Category Archives: Business Basics

Create an emotionally engaging customer experience.

It seems somewhat contradictory, but the more technologically savvy buyers become (and the less time they spend visiting stores or talking to services providers on the phone) the more they want a personal, emotionally gratifying experience with businesses.

Entrepreneurs must find ways to not only appeal to customers’ desire for quality products or services, but also to their hearts.

In a Harvard Business Review article by consumer intelligence experts Alan Zorfass and Daniel Leemon, “Our research across hundreds of brands in dozens of categories shows that the most effective way to maximize customer value is to move beyond mere customer satisfaction and connect with customers at an emotional level.”

What does this mean for you? Instead of just transactions, your business must make memorable interactions. To gain a competitive edge and win customer loyalty, you must make an emotional connection with buyers. Continue reading

What resources help women entrepreneurs succeed?

According to the 2017 State Of Women-owned Businesses Report commissioned by American Express, women-owned businesses now account for nearly 40 percent of all companies in the United States. With the increase in the number of women-owned firms a whopping 114 percent (compared to the 44 percent increase among all businesses) from 1997 to 2017, it’s evident women entrepreneurs are a powerful force within the U.S. economy.   Continue reading

The End of Credit Card Signatures

What Does It Mean for Your Small Business?

By Andrey Bobrovskiy, smallbizdaily.com

Have you noticed something different about your in-store transactions recently? If so, that’s likely because the end of the signature requirement announced by Visa, Mastercard, American Express and Discover is finally coming into effect. Although it affects just one step in the payment process, it means a lot more for your small business in the long run.
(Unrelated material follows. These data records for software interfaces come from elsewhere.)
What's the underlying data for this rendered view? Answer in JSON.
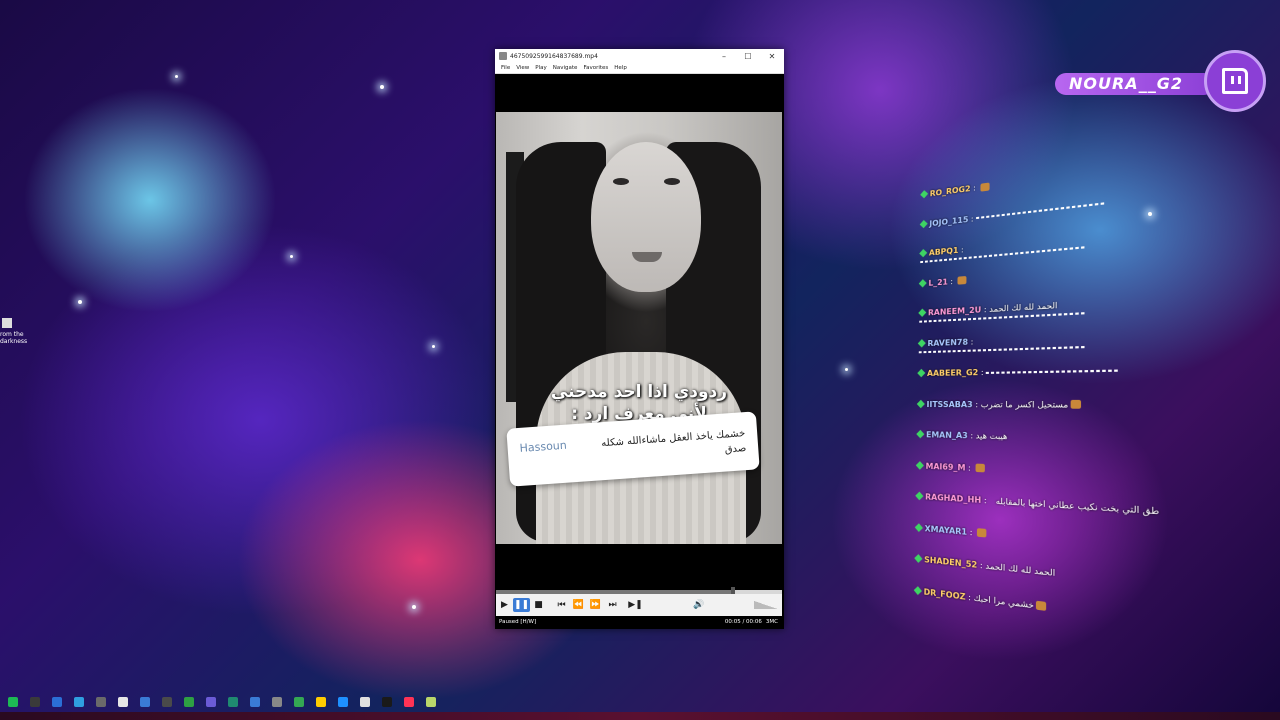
{
  "desktop": {
    "shortcut_label": "rom the darkness"
  },
  "player": {
    "title": "4675092599164837689.mp4",
    "menu": [
      "File",
      "View",
      "Play",
      "Navigate",
      "Favorites",
      "Help"
    ],
    "window_buttons": {
      "minimize": "–",
      "maximize": "☐",
      "close": "✕"
    },
    "caption_line1": "ردودي اذا احد مدحني",
    "caption_line2": "لأني معرف ارد :",
    "comment_user": "Hassoun",
    "comment_text": "خشمك ياخذ العقل ماشاءالله شكله صدق",
    "progress": 0.83,
    "status": "Paused [H/W]",
    "time": "00:05 / 00:06",
    "badge": "3MC",
    "controls": {
      "play": "▶",
      "pause": "❚❚",
      "stop": "■",
      "prev": "⏮",
      "rewind": "⏪",
      "forward": "⏩",
      "next": "⏭",
      "frame_step": "▶❚",
      "volume": "🔊"
    }
  },
  "twitch": {
    "channel": "NOURA__G2",
    "brand_color": "#9146ff"
  },
  "chat": [
    {
      "name": "RO_ROG2",
      "text": "",
      "style": "gold",
      "extra": "emote"
    },
    {
      "name": "JOJO_115",
      "text": "",
      "style": "blue",
      "extra": "wave"
    },
    {
      "name": "ABPQ1",
      "text": "",
      "style": "gold",
      "extra": "wave2"
    },
    {
      "name": "L_21",
      "text": "",
      "style": "pink",
      "extra": "emote"
    },
    {
      "name": "RANEEM_2U",
      "text": "الحمد لله لك الحمد",
      "style": "pink",
      "extra": "wave2"
    },
    {
      "name": "RAVEN78",
      "text": "",
      "style": "blue",
      "extra": "wave2"
    },
    {
      "name": "AABEER_G2",
      "text": "",
      "style": "gold",
      "extra": "wave"
    },
    {
      "name": "IITSSABA3",
      "text": "مستحيل اكسر ما تضرب",
      "style": "blue",
      "extra": "emote"
    },
    {
      "name": "EMAN_A3",
      "text": "هيبت هيد",
      "style": "blue",
      "extra": ""
    },
    {
      "name": "MAI69_M",
      "text": "",
      "style": "pink",
      "extra": "emote"
    },
    {
      "name": "RAGHAD_HH",
      "text": "",
      "style": "pink",
      "extra": "row2",
      "row2": "طق التي بخت نكيب عطاني اختها بالمقابله"
    },
    {
      "name": "XMAYAR1",
      "text": "",
      "style": "blue",
      "extra": "emote"
    },
    {
      "name": "SHADEN_52",
      "text": "الحمد لله لك الحمد",
      "style": "gold",
      "extra": ""
    },
    {
      "name": "DR_FOOZ",
      "text": "خشمي مرا احبك",
      "style": "gold",
      "extra": "emote"
    }
  ]
}
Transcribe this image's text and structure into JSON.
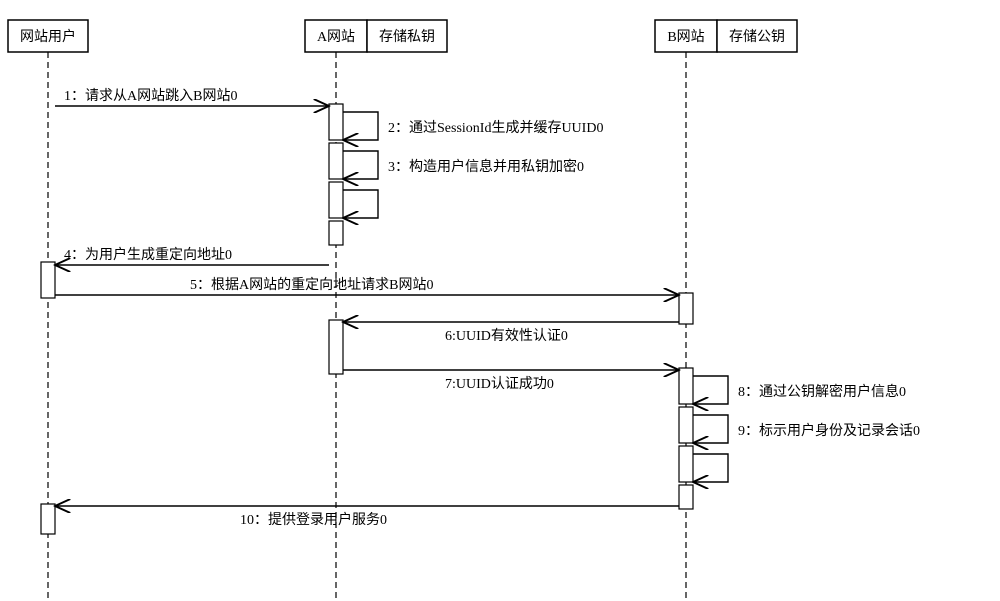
{
  "participants": {
    "user": {
      "label": "网站用户"
    },
    "siteA": {
      "label": "A网站"
    },
    "keyA": {
      "label": "存储私钥"
    },
    "siteB": {
      "label": "B网站"
    },
    "keyB": {
      "label": "存储公钥"
    }
  },
  "messages": {
    "m1": "1：请求从A网站跳入B网站0",
    "m2": "2：通过SessionId生成并缓存UUID0",
    "m3": "3：构造用户信息并用私钥加密0",
    "m4": "4：为用户生成重定向地址0",
    "m5": "5：根据A网站的重定向地址请求B网站0",
    "m6": "6:UUID有效性认证0",
    "m7": "7:UUID认证成功0",
    "m8": "8：通过公钥解密用户信息0",
    "m9": "9：标示用户身份及记录会话0",
    "m10": "10：提供登录用户服务0"
  }
}
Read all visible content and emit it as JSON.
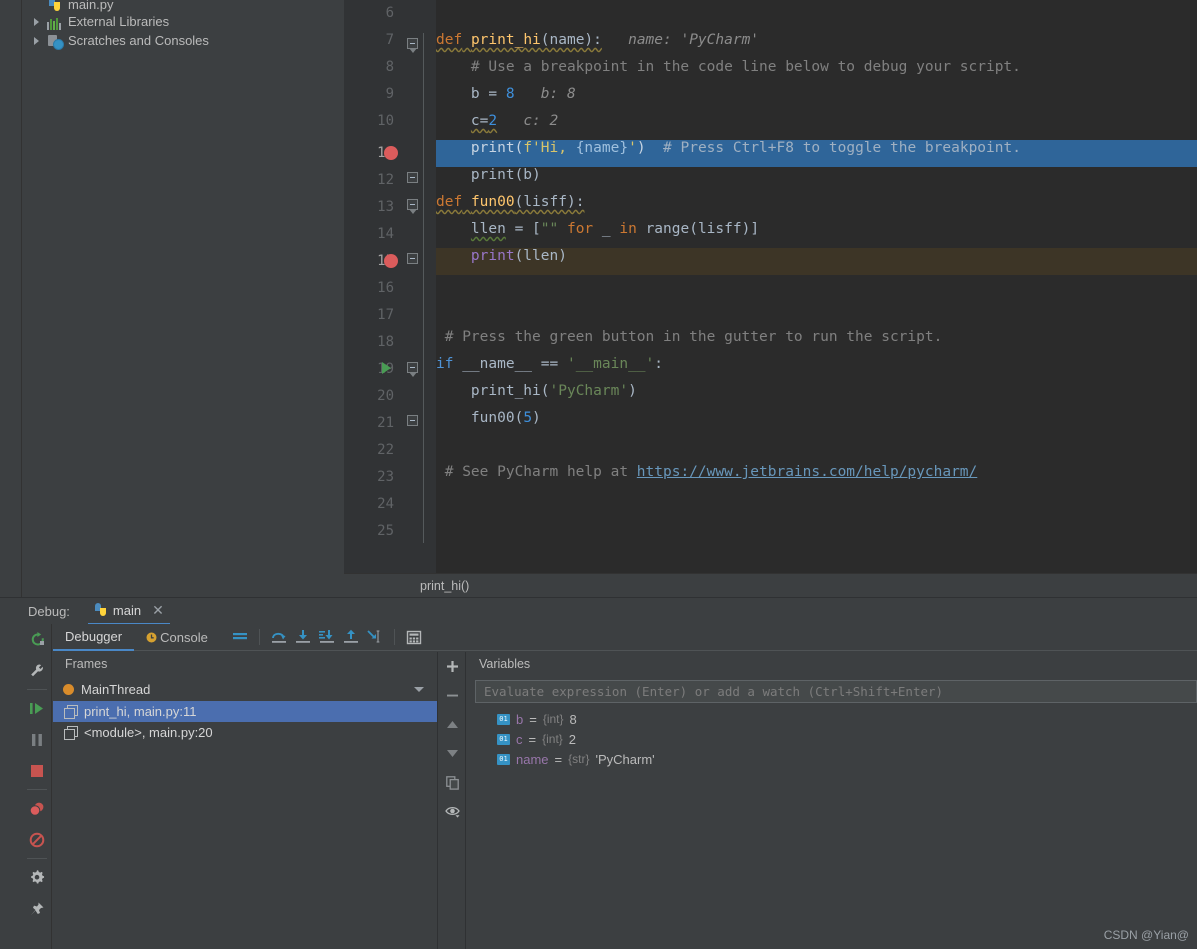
{
  "project_tree": {
    "items": [
      {
        "label": "main.py",
        "icon": "python-file-icon",
        "partial": true,
        "expandable": false
      },
      {
        "label": "External Libraries",
        "icon": "libraries-icon",
        "partial": false,
        "expandable": true
      },
      {
        "label": "Scratches and Consoles",
        "icon": "scratches-icon",
        "partial": false,
        "expandable": true
      }
    ]
  },
  "editor": {
    "breadcrumb": "print_hi()",
    "lines": [
      {
        "num": "6",
        "text": ""
      },
      {
        "num": "7",
        "text": "def print_hi(name):   name: 'PyCharm'"
      },
      {
        "num": "8",
        "text": "    # Use a breakpoint in the code line below to debug your script."
      },
      {
        "num": "9",
        "text": "    b = 8   b: 8"
      },
      {
        "num": "10",
        "text": "    c=2   c: 2"
      },
      {
        "num": "11",
        "text": "    print(f'Hi, {name}')  # Press Ctrl+F8 to toggle the breakpoint."
      },
      {
        "num": "12",
        "text": "    print(b)"
      },
      {
        "num": "13",
        "text": "def fun00(lisff):"
      },
      {
        "num": "14",
        "text": "    llen = [\"\" for _ in range(lisff)]"
      },
      {
        "num": "15",
        "text": "    print(llen)"
      },
      {
        "num": "16",
        "text": ""
      },
      {
        "num": "17",
        "text": ""
      },
      {
        "num": "18",
        "text": "# Press the green button in the gutter to run the script."
      },
      {
        "num": "19",
        "text": "if __name__ == '__main__':"
      },
      {
        "num": "20",
        "text": "    print_hi('PyCharm')"
      },
      {
        "num": "21",
        "text": "    fun00(5)"
      },
      {
        "num": "22",
        "text": ""
      },
      {
        "num": "23",
        "text": "# See PyCharm help at https://www.jetbrains.com/help/pycharm/"
      },
      {
        "num": "24",
        "text": ""
      },
      {
        "num": "25",
        "text": ""
      }
    ],
    "tokens": {
      "kw_def": "def",
      "fn_print_hi": "print_hi",
      "fn_fun00": "fun00",
      "hint_name": "name: 'PyCharm'",
      "hint_b": "b: 8",
      "hint_c": "c: 2",
      "comment_line8": "# Use a breakpoint in the code line below to debug your script.",
      "comment_line11": "# Press Ctrl+F8 to toggle the breakpoint.",
      "comment_line18": "# Press the green button in the gutter to run the script.",
      "comment_line23_prefix": "# See PyCharm help at ",
      "link_line23": "https://www.jetbrains.com/help/pycharm/",
      "kw_if": "if",
      "kw_for": "for",
      "kw_in": "in",
      "dunder_name": "__name__",
      "str_main": "'__main__'",
      "str_pycharm": "'PyCharm'",
      "num_8": "8",
      "num_2": "2",
      "num_5": "5"
    },
    "colors": {
      "background": "#2b2b2b",
      "gutter": "#313335",
      "current_line_highlight": "#2f6599",
      "execution_point_highlight": "#3d3526",
      "breakpoint": "#db5c5c",
      "run_arrow": "#499c54",
      "keyword": "#cc7832",
      "function": "#ffc66d",
      "number": "#3e8fdb",
      "string": "#6a8759",
      "comment": "#808080",
      "link": "#6897bb",
      "default_text": "#a9b7c6"
    }
  },
  "debug_panel": {
    "title": "Debug:",
    "session_tab": {
      "label": "main",
      "icon": "python-icon",
      "close_icon": "close-icon"
    },
    "sidebar_buttons": [
      {
        "name": "rerun-icon",
        "title": "Rerun"
      },
      {
        "name": "settings-wrench-icon",
        "title": "Debugger Settings"
      },
      {
        "name": "resume-program-icon",
        "title": "Resume Program"
      },
      {
        "name": "pause-program-icon",
        "title": "Pause Program"
      },
      {
        "name": "stop-icon",
        "title": "Stop"
      },
      {
        "name": "view-breakpoints-icon",
        "title": "View Breakpoints"
      },
      {
        "name": "mute-breakpoints-icon",
        "title": "Mute Breakpoints"
      },
      {
        "name": "settings-gear-icon",
        "title": "Settings"
      },
      {
        "name": "pin-icon",
        "title": "Pin Tab"
      }
    ],
    "tabs": [
      {
        "label": "Debugger",
        "active": true,
        "icon": null
      },
      {
        "label": "Console",
        "active": false,
        "icon": "console-icon"
      }
    ],
    "toolbar_buttons": [
      {
        "name": "show-execution-point-icon",
        "title": "Show Execution Point"
      },
      {
        "name": "step-over-icon",
        "title": "Step Over"
      },
      {
        "name": "step-into-icon",
        "title": "Step Into"
      },
      {
        "name": "force-step-into-icon",
        "title": "Force Step Into"
      },
      {
        "name": "step-out-icon",
        "title": "Step Out"
      },
      {
        "name": "run-to-cursor-icon",
        "title": "Run to Cursor"
      },
      {
        "name": "evaluate-expression-icon",
        "title": "Evaluate Expression"
      }
    ],
    "frames": {
      "title": "Frames",
      "thread": {
        "label": "MainThread",
        "dot_color": "#d98c2b"
      },
      "items": [
        {
          "label": "print_hi, main.py:11",
          "selected": true
        },
        {
          "label": "<module>, main.py:20",
          "selected": false
        }
      ]
    },
    "variables": {
      "title": "Variables",
      "evaluate_placeholder": "Evaluate expression (Enter) or add a watch (Ctrl+Shift+Enter)",
      "side_buttons": [
        {
          "name": "add-watch-icon",
          "glyph": "+"
        },
        {
          "name": "remove-watch-icon",
          "glyph": "−"
        },
        {
          "name": "move-up-icon",
          "glyph": "▲"
        },
        {
          "name": "move-down-icon",
          "glyph": "▼"
        },
        {
          "name": "copy-icon",
          "glyph": "copy"
        },
        {
          "name": "inspect-eye-icon",
          "glyph": "eye"
        }
      ],
      "rows": [
        {
          "icon": "variable-icon",
          "name": "b",
          "type": "{int}",
          "value": "8"
        },
        {
          "icon": "variable-icon",
          "name": "c",
          "type": "{int}",
          "value": "2"
        },
        {
          "icon": "variable-icon",
          "name": "name",
          "type": "{str}",
          "value": "'PyCharm'"
        }
      ]
    }
  },
  "watermark": "CSDN @Yian@"
}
It Makes Checkouts More Convenient

The payment card industry has been moving toward simplicity and convenience for years. Customers want seamless and secure methods of paying for goods and services, while merchants seek reliable and flexible ways to process these payments across a variety of channels. This paved the way to innovative forms of payments, including those using near-field communication and virtual reality.

However, convenience isn’t always about adding new features. Oftentimes less is more, and this happens to be the case with credit card signatures. By now, they’ve simply outlived their usefulness, a fact supported by Mastercard’s revelation that it already didn’t require signatures for 80 percent of its transactions even before the changes went into effect. Continue reading

What is the SCORE Business Learning Center?

The SCORE Business Learning Center (SBLC) provides aspiring and existing small business owners the business strategies and tactics needed to make sound decisions and achieve greater levels of success.

The SBLC supplements the business resources available on score.org. It fills the gap between the high-level content on our website and the personalized expertise obtained from a mentor.

At the end of a course, users will feel they have a better understanding of their chosen topic and the resources available for continuous learning. They will also have a mentor they can work with to apply the learning to their business.

You will find it here… https://www.score.org/biz-learning-center

Ready to start an online store?

With all the news about people making a ton of money online, many aspiring entrepreneurs are excited at the prospect of starting an ecommerce store. However, many people don’t think through all the things that they need to consider before they even start the process of building an ecommerce site.

Here are eight things to consider before starting an online store.

1. What Products Are You Going to Sell?

One of the most important decisions is determining which products you will sell on your online store. Your best bet is to start small – with a few select products that are based around a specific niche, i.e. breastfeeding products, scuba diving gear, hiking products, travel gadgets, hemp products, etc. Start with a handful of products in that niche – you can always add more products to your store as you grow. Check out your competition and see who you’re up against.

Be sure to pick a niche that you’re personally interested in. If you’re not interested in what you’re selling, you will quickly lose your passion.

Also, look for unique products that can’t be bought at Target, Walmart or other big brand stores — you will never be able to compete with them on price or promotion.

For instance, when I had an ecommerce site, I searched for mom- or parent-invented products that weren’t available through mass market stores. Plus, these types of product manufacturers are typically more willing to work with you on terms and drop shipping (which we will talk about in a little bit.) You can also look for innovative products to sell on crowdfunding sources like Indiegogo or Kickstarter.

When you determine which niche products you’re going to sell, see if there are industry associations, trade websites or magazines. If so, join, follow and subscribe. Also, if there are product tradeshows around your product niche, attend these trade shows to discover new products, speak with the manufacturer reps directly and learn more about the industry in general. Often at the tradeshows you will be able to negotiate better pricing or drop shipping arrangements – especially if the manufacturer is launching a new product and they’re looking for new distributors.  Continue reading

The #1 reason small businesses fail… and how to avoid it.

Cash flow.

Mention those two little words to almost any small business owner, and you’ll see them flinch.

Very few business terms get as cool a response. And sadly, those two little words (both of them four-letter words, interestingly enough), are the #1 reason small businesses fail. They take out more small businesses than any other factor.

In fact, 82% of small businesses fail due to cash flow problemsContinue reading